The real contribution of the film to the documentary tradition is the unusually frank discussion of Emma’s sex life. Believing early that women should have control of their own bodies, she slept around, as we would now say, and could even be sort of enslaved to a skilled lover. Her enthusiastic taste is portrayed in a remarkable dramatized heterosexual seduction involving the removal of underwear typical a century ago (no bra!) to show bodies apparently nude, even if their heads and private parts are kept privatized, so to speak. Elsewhere in Emma Goldman, the playwright Tony Kushner uses a four-letter word for excrement that is not bleeped or blanked out, even though it is among the seven for which the New York radio station WBAI was prosecuted not too long ago. So “adult” is this NEH-backed film that a friend felt embarrassed when watching Emma Goldman with her pre-teen daughter before the latter’s bedtime. If the anti-porn fanatics in John Ashcroft’s Justice Department screen this film, will they prosecute the filmmaker? Or their own NEH? Or disinter Emma Goldman? Stay tuned.

A final problem, perhaps reflecting the NEH emolument, is the film’s pointlessness about a ballsy bird who during her lifetime inspired so much love and so much hate, especially from Ashcroft’s predecessor, J. Edgar Hoover. Doubly disappointing along with the stylistic mediocrity, such emasculation (to switch genders) will probably discourage anyone from making (or sponsoring) another film appreciation of the great Emma.
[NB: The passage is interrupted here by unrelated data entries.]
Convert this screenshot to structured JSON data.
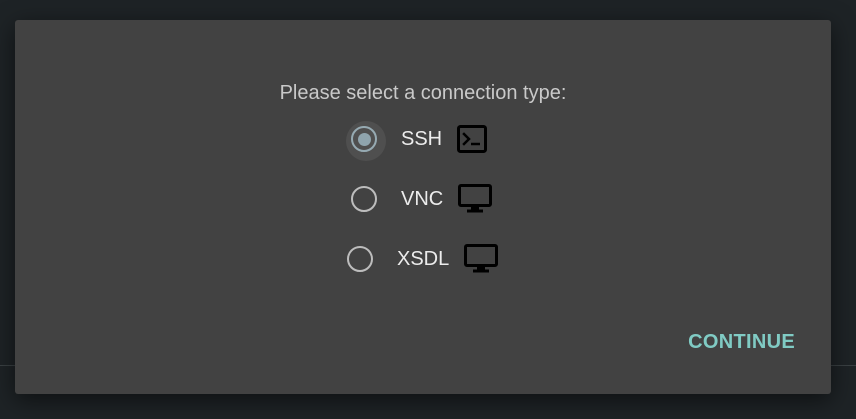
{
  "dialog": {
    "prompt": "Please select a connection type:",
    "options": [
      {
        "label": "SSH",
        "icon": "terminal-icon",
        "selected": true
      },
      {
        "label": "VNC",
        "icon": "monitor-icon",
        "selected": false
      },
      {
        "label": "XSDL",
        "icon": "monitor-icon",
        "selected": false
      }
    ],
    "continue_label": "CONTINUE"
  },
  "colors": {
    "dialog_bg": "#424242",
    "backdrop": "#1e2326",
    "accent": "#80cbc4",
    "radio_selected": "#8fa4ad"
  }
}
Need I add that no great documentary known to me is a pointless succession of talking heads, except perhaps Leni Riefenstal’s Triumph of the Will (1934) about Adolf Hitler and his cronies. Indeed, her Olympia (1938), which I regard among the greatest, didn’t get “up close and personal” with anyone. (West) German sponsors, I know from experience, don’t (and didn’t) make the mistake of bureaucratic rigmarole conducive to mediocrity, by beneficial default accounting for their sponsoring superior documentaries (and other films) to no surprise except the de facto Stalinists at the NEH.

Nonetheless, the truest scandal of the NEH and its sister, the National Endowment for the Arts, has not been that they supported porn, bankrolled reds, or duplicated alien subversive procedures but that they extended taxpayer support to so many people and so much work that is, to be frank, negligible in the sad tradition of inept federal welfare.